Exercise instructions:
Could you copy each line of the listing below that has the word "regs"?

Supplied material:

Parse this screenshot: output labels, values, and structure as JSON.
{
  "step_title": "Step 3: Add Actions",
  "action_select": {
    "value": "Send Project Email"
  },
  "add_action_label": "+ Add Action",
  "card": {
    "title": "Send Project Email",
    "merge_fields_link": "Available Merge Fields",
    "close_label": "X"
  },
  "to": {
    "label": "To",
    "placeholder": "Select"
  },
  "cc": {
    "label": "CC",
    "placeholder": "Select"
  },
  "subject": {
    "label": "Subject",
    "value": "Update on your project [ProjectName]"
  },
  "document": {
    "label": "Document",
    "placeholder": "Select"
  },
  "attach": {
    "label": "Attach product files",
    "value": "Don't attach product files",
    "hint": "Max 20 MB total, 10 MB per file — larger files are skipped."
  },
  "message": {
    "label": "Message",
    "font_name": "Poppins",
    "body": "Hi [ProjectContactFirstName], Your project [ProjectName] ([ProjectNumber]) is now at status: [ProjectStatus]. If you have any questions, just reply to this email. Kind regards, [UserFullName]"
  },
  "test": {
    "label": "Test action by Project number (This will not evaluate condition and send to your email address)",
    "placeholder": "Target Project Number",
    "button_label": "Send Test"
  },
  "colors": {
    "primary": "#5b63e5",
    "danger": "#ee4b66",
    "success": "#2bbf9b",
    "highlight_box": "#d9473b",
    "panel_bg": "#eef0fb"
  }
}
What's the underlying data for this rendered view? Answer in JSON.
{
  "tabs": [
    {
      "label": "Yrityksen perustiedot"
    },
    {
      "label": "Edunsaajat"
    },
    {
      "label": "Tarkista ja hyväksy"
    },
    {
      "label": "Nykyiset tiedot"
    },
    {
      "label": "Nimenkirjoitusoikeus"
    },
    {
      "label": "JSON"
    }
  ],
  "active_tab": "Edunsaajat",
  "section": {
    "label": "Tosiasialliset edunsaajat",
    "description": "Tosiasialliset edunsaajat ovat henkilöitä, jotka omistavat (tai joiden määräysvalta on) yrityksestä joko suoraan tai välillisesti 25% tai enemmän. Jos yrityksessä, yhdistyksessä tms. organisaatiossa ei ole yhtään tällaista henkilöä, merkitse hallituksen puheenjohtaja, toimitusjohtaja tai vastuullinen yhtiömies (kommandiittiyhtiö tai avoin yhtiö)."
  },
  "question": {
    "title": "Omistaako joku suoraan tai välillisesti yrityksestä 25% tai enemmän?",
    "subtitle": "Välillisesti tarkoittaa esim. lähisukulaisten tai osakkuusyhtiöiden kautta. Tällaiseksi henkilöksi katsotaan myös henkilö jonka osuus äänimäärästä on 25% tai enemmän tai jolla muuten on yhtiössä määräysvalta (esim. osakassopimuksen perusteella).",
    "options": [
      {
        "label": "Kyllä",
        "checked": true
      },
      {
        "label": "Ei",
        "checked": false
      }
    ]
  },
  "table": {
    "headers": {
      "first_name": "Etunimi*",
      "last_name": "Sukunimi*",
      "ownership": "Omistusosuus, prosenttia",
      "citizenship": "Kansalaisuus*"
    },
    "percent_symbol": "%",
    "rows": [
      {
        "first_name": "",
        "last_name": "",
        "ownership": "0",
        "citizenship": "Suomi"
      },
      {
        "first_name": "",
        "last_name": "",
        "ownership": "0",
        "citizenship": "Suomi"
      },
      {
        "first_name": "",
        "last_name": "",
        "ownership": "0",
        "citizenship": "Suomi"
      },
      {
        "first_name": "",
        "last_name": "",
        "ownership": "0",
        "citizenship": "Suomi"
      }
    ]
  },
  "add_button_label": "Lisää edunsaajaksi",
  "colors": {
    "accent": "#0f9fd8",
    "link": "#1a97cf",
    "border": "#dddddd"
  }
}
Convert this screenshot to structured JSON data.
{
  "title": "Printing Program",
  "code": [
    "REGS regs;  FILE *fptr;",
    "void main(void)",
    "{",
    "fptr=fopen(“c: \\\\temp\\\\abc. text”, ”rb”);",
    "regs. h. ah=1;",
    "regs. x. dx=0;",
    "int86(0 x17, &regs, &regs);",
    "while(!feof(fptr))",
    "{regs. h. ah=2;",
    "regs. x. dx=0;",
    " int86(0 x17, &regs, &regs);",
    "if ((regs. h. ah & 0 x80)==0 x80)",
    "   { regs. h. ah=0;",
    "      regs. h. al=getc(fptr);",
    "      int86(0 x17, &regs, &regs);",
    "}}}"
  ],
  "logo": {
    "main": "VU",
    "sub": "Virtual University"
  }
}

The answer:
    "REGS regs;  FILE *fptr;",
    "regs. h. ah=1;",
    "regs. x. dx=0;",
    "int86(0 x17, &regs, &regs);",
    "{regs. h. ah=2;",
    "regs. x. dx=0;",
    " int86(0 x17, &regs, &regs);",
    "if ((regs. h. ah & 0 x80)==0 x80)",
    "   { regs. h. ah=0;",
    "      regs. h. al=getc(fptr);",
    "      int86(0 x17, &regs, &regs);",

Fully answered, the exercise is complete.